As Australia is a fairly new country and is essentially made up of migrants, “Australian English vocabulary is a hybridisation of Gaelic, Welsh, Scots, London Cockney, Indigenous, Malay…”(Angelo, 1994). This has given Australian English its unique dialect made up of informality and colloquialisms. Now, when we throw international students into this culture, mumbling sentences at them at 1 million miles an hour such as “Aymatey,gonnagetonthepisswivyaoldpalafterthefootythisarvo?” is probably going to get a very “…..” response from poor old Edgar from Germany who thought he had quite a good grasp on the English language. In the reading ‘International students: Negotiating life and study in Australia through Australian Englishes’, its stated “Students mentioned that it was particularly difficult to understand the Australian accent out in the community”. This is mostly due to our tendencies to mumble and slur words, when foreign students listen to clear and accurate accents when learning English e.g. instead of classically saying “going to” we mash the words together to form “gonna”. These sort of words confuse the daylight out of students and in some cases deter them from speaking to locals. Yes, it is a lazy and colloquial form of language, but that’s what foreigners love about Australia! Take into account the recent tourism campaign “Where the bloody hell are you?”. The stereotypically relaxed, informal message of Australia that the campaign is conveying to the globe, complements our relaxed and informal “Australian language”.

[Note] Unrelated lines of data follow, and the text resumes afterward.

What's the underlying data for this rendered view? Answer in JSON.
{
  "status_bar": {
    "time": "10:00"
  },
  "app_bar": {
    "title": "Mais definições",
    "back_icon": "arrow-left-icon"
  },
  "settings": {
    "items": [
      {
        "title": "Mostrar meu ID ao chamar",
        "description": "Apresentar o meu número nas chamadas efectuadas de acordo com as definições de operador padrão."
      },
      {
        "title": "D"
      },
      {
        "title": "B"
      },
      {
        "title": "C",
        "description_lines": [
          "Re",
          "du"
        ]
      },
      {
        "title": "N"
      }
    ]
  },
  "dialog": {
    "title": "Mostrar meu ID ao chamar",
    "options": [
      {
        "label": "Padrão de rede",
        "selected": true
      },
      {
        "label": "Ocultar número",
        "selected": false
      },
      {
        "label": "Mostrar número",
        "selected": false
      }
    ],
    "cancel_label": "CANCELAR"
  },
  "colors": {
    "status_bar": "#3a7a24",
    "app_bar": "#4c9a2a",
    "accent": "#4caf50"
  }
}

Even though it may be a daunting prospect for international students to understand our “lingo”, the best way to experience the culture is to fully embrace and immerse yourself in it. Find a common ground with some of locals even if its just simply talking about what you had for “brekkie” (breakfast). Whilst us as Australians need to understand that our form of English is not globally taught so patience and constant communication will ensure a culturally-rich experience for the internationals. Here’s a video that will definitely give you a headstart. Cya round you little ankle-biters!